Oct. 06, 2018
As trauma centers approach their directive to conduct injury prevention in their communities, a question arises: What is the best way to fulfill that task? Kimberly (Kim) J. Lombard, Mayo Clinic Trauma Center injury prevention coordinator, explains in this interview about a means to accomplish this outreach — community partnerships — and shares some advice about how to make community partnerships work.
What is an injury prevention community partnership?
Community partnerships involve a process through which people, groups and organizations work together to achieve desired results.
If our trauma center is busy already with its own injury prevention efforts, why add on more work to form community partnerships?
Ultimately, I'd say you can't afford not to spend the time needed to organize community partnerships. You can try to reach a community alone, but individually it's hard to do. It takes money, resources and collective action toward a goal to see change. Combining resources with other organizations with similar goals is a wise way to go.
It just doesn't make sense to work in silos. We can accomplish so much more together.
How do injury prevention partnerships benefit trauma centers and communities?
A partnership benefits every group; the greatest benefit is the collective action I mentioned. It's also good to have supportive community colleagues to share ideas, brainstorm and plan strategically around tough issues. Planning with partners helps so that people are on the same page, versus the fire department and the city each doing its own thing, for example.

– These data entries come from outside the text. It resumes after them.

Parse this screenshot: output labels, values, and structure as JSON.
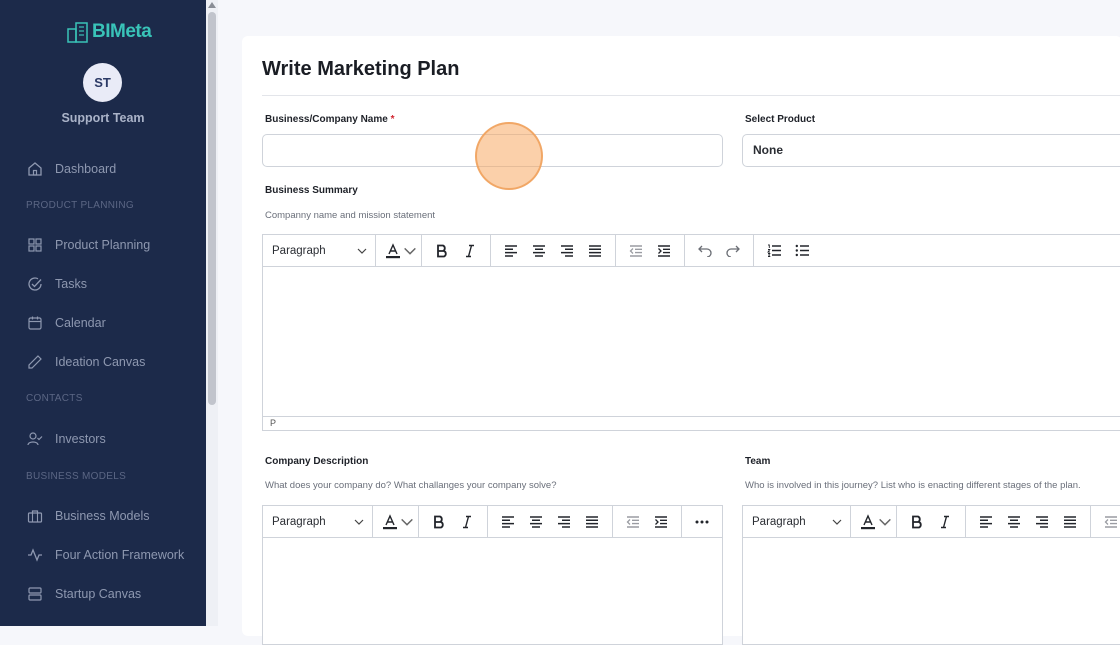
{
  "sidebar": {
    "logo_text": "BIMeta",
    "avatar_initials": "ST",
    "user_name": "Support Team",
    "items": [
      {
        "label": "Dashboard",
        "icon": "home-icon"
      },
      {
        "section": "PRODUCT PLANNING"
      },
      {
        "label": "Product Planning",
        "icon": "grid-icon"
      },
      {
        "label": "Tasks",
        "icon": "check-circle-icon"
      },
      {
        "label": "Calendar",
        "icon": "calendar-icon"
      },
      {
        "label": "Ideation Canvas",
        "icon": "pencil-icon"
      },
      {
        "section": "CONTACTS"
      },
      {
        "label": "Investors",
        "icon": "user-check-icon"
      },
      {
        "section": "BUSINESS MODELS"
      },
      {
        "label": "Business Models",
        "icon": "briefcase-icon"
      },
      {
        "label": "Four Action Framework",
        "icon": "activity-icon"
      },
      {
        "label": "Startup Canvas",
        "icon": "server-icon"
      }
    ]
  },
  "page": {
    "title": "Write Marketing Plan",
    "company_name_label": "Business/Company Name",
    "required_mark": "*",
    "company_name_value": "",
    "select_product_label": "Select Product",
    "select_product_value": "None",
    "business_summary_label": "Business Summary",
    "business_summary_hint": "Companny name and mission statement",
    "company_description_label": "Company Description",
    "company_description_hint": "What does your company do? What challanges your company solve?",
    "team_label": "Team",
    "team_hint": "Who is involved in this journey? List who is enacting different stages of the plan."
  },
  "editor": {
    "block_format": "Paragraph",
    "status_path": "P"
  },
  "colors": {
    "sidebar_bg": "#1c2a4a",
    "brand_teal": "#39c3b8",
    "required_red": "#d1242f",
    "click_indicator": "#f7aa64"
  }
}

Another benefit I touched on is combining resources. Some groups have access to resources, such as news media, while other groups don't.
The community benefits from the chance to be part of making a difference in injury prevention and also from the results possible from the partnering of organizations.
How do you organize a community partnership? Where do you start?
First, look for community groups or individuals with similar interests who're already doing prevention work on the issue you're targeting. Do some digging, searching online for what other groups are doing and gaps that a partnership could fill. Use keywords such as "gun violence" or "distracted driving," along with your community's name.
You don't need to start with 10 agencies. Reach out to your local public health department. It can just be that group and your trauma center to start. As soon as you gain momentum, others will come to you to help and be a part of it.
Also, reach out to fire and police departments, and the public safety agency in your area.
It's honestly a simple thing to go out, set up a few meetings and introduce yourself to folks. You want to approach it with the mindset of the groups combining resources to maximize the reach and have more resources and staff working on the issue.
Internally, you may find interested parties, but they may not have time available — not that they don't want to help, but it may not be their focus. I've found great success going to the community.
An effective partnership also would involve community members. It's unwise to go into a plan without getting input from them first. They might have a very different viewpoint and may have resources that others don't.
What barriers should we expect with organizing community partnerships? What do you suggest for overcoming them?
Here are some barriers you'll likely see, along with some ideas for dealing with them:
If issues arise such as heated discussion, manipulation or power wrangling, it's important to realize you don't have control over others' organizations. Usually you have to keep pushing through. Sometimes you just have to get the right people at the table to navigate the politics, perhaps organizational directors.
You may have to accept a long time span as part of the process, as true culture change can take up to a decade.
Lack of others with similar interests
If you can't find others working on your issue, it may be time to re-evaluate the direction.
Distance between partners
Although it may be hard to gather partners in rural regions spanning large distances, technology is a resource for online meetings and conferences.
It seems like there would be countless possible strategies that injury prevention community partnerships could use. Given limited time, which would be best to emphasize?
That's correct: There are many strategies to potentially use. In the Toward Zero Deaths program, for example, every single county uses different strategies. Tailor the strategy to your community. For example, there are more motorcycle crashes in some communities, so that issue would get more attention there.
Overall, I'd suggest focusing on community education and enforcement. For trauma centers, specifically, I'd advocate providing community education aimed at changing behavior and culture. While we're providing community education, the sheriff and police departments can be out there monitoring and enforcing. As an injury prevention coordinator at a medical center, I can't do that, but they can cover that part of the strategy.
For strategies to educate the professionals in the partnership, I'd suggest conferences where a large number of stakeholders are already present.
Any other suggestions?
Remember, a community needs education about a problem before you offer solutions. It may not even know, for example, that texting and driving is happening.
For more information
Minnesota Toward Zero Deaths.